Return the data word for word. Pictures are to be omitted.

*** Given records ***

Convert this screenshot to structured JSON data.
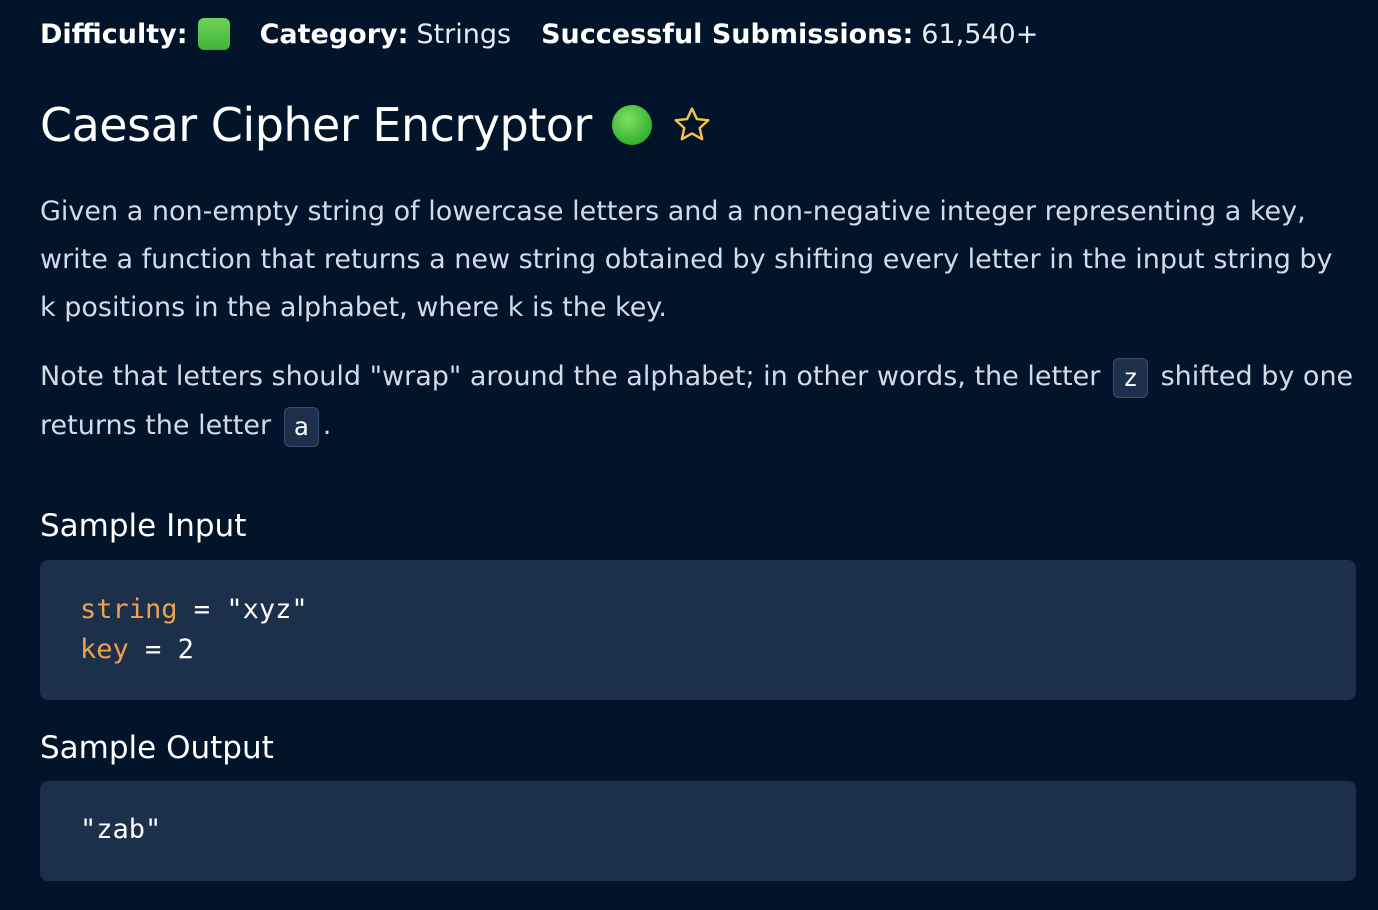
{
  "meta": {
    "difficulty_label": "Difficulty:",
    "category_label": "Category:",
    "category_value": "Strings",
    "submissions_label": "Successful Submissions:",
    "submissions_value": "61,540+"
  },
  "title": "Caesar Cipher Encryptor",
  "description": "Given a non-empty string of lowercase letters and a non-negative integer representing a key, write a function that returns a new string obtained by shifting every letter in the input string by k positions in the alphabet, where k is the key.",
  "note": {
    "part1": "Note that letters should \"wrap\" around the alphabet; in other words, the letter",
    "code1": "z",
    "part2": "shifted by one returns the letter",
    "code2": "a",
    "part3": "."
  },
  "sample_input": {
    "heading": "Sample Input",
    "lines": [
      {
        "name": "string",
        "op": " = ",
        "value": "\"xyz\""
      },
      {
        "name": "key",
        "op": " = ",
        "value": "2"
      }
    ]
  },
  "sample_output": {
    "heading": "Sample Output",
    "value": "\"zab\""
  },
  "colors": {
    "background": "#02142a",
    "code_background": "#1c2f4b",
    "keyword": "#f0a24a",
    "difficulty_green": "#4cc24a",
    "star_outline": "#f2c14e"
  },
  "icons": {
    "difficulty": "green-square-icon",
    "status": "green-circle-icon",
    "favorite": "star-outline-icon"
  }
}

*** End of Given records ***

> _Exercise answer_
Convert this screenshot to structured JSON data.
{
  "meta": {
    "difficulty_label": "Difficulty:",
    "category_label": "Category:",
    "category_value": "Strings",
    "submissions_label": "Successful Submissions:",
    "submissions_value": "61,540+"
  },
  "title": "Caesar Cipher Encryptor",
  "description": "Given a non-empty string of lowercase letters and a non-negative integer representing a key, write a function that returns a new string obtained by shifting every letter in the input string by k positions in the alphabet, where k is the key.",
  "note": {
    "part1": "Note that letters should \"wrap\" around the alphabet; in other words, the letter",
    "code1": "z",
    "part2": "shifted by one returns the letter",
    "code2": "a",
    "part3": "."
  },
  "sample_input": {
    "heading": "Sample Input",
    "lines": [
      {
        "name": "string",
        "op": " = ",
        "value": "\"xyz\""
      },
      {
        "name": "key",
        "op": " = ",
        "value": "2"
      }
    ]
  },
  "sample_output": {
    "heading": "Sample Output",
    "value": "\"zab\""
  },
  "colors": {
    "background": "#02142a",
    "code_background": "#1c2f4b",
    "keyword": "#f0a24a",
    "difficulty_green": "#4cc24a",
    "star_outline": "#f2c14e"
  },
  "icons": {
    "difficulty": "green-square-icon",
    "status": "green-circle-icon",
    "favorite": "star-outline-icon"
  }
}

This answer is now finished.